Before lathing or slicing the veneer, the logs are infused until the wood becomes soft. The infusion time varies from a 24 hours to a week, and the temperature between 60-80 °C depending on the tree species.
Industrial veneer is produced by lathing or slicing. Generally the cheapest tree species are lathed and the more valuable ones are sliced for veneer that is used for more demanding purposes. The production method affects the surface finishing properties and the appearance of the grain pattern. Carpenters can also produce separate veneer surfaces by sawing.
Production methods for veneer
Sliced veneer is produced by lathing veneer chips from the log. This way the grain pattern of the veneer remains natural. Slicing provides thin veneers and the amount of raw material waste stays small. Moreover, no cracks hindering further processing are formed on the surface of the veneer, unlike on lathed veneer. The production of sliced veneer is more expensive than lathed veneer, but its properties are better in many respects.

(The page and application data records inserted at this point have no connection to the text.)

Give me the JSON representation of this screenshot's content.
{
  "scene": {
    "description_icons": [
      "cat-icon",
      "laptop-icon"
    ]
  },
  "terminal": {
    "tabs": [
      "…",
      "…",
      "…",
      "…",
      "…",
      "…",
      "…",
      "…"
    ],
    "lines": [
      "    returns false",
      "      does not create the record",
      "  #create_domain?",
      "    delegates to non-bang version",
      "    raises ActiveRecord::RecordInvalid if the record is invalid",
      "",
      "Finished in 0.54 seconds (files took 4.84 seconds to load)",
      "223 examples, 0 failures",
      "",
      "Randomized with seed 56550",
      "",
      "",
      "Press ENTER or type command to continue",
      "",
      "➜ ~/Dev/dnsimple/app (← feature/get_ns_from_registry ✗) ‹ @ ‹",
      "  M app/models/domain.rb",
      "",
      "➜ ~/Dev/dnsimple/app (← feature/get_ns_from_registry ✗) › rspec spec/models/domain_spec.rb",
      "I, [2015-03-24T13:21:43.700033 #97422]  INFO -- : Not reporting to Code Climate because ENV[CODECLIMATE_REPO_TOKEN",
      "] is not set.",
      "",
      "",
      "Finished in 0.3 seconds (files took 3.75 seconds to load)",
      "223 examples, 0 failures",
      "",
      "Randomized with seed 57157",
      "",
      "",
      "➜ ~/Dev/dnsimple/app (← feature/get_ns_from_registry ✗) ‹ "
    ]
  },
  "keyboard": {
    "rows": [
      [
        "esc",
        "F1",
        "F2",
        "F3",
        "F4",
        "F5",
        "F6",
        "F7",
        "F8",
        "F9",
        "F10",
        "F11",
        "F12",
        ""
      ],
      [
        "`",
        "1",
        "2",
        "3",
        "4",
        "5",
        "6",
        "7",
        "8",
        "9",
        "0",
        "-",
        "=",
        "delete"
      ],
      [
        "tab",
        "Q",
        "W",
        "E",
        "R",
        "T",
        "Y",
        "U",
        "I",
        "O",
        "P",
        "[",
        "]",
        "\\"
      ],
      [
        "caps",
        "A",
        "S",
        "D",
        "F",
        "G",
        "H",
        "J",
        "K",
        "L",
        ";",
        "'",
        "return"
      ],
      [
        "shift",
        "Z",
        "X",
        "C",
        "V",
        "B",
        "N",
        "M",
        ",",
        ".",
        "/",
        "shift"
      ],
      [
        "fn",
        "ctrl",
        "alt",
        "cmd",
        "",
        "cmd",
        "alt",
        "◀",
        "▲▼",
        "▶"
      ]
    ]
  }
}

Veneer sliced from valuable tree species is used as surface material in furniture and upholstery, because sliced veneer is considered to have the most beautiful pattern.
In lathing a block of wood is rotated in a veneer-cutting machine. At the same time a saw blade is pushed against the block. It cuts “veneer mat” from the wood’s surface. When all available wood has been lathed from the block, a thin part from the core of the tree remains. It is called the peeler core or the veneer core.
Lathed and crooked veneers have to be straightened flat, in which cae thin hair cracks appear on the surface of the veneer. As the veneer ages, the cracks along the grain become widen.
Rotary-cut veneer is cheaper and it produces broader veneer leaves than slicing. Rotary-cut veneer is mainly used in plywood production. The most common production methods for veneer are rotary-cut, staylog, flat slicing, quarter slicing and rift-cut
Apart from these methods, different kinds of pyramid, root and clam patter veneers, which are lathed or sliced, for example, according to the cross section of the log or near a branch.
After lathing or slicing the veneer leaves are dried separately on a drying line. How much time it takes to dry varies between different tree species and the strength of the veneer. If veneer has been dried correctly, it will not crack nor rot, and its workability is the best. The proper percentage of moisture is 8-12 %.
After drying, the veneers are finished. They are straightened from the ends and edges, after which they are bundled with string into bunches of 24 or 32 veneers. The bunches are marked, and all veneers from the same log are carefully held together and stored in a monitored and humid space.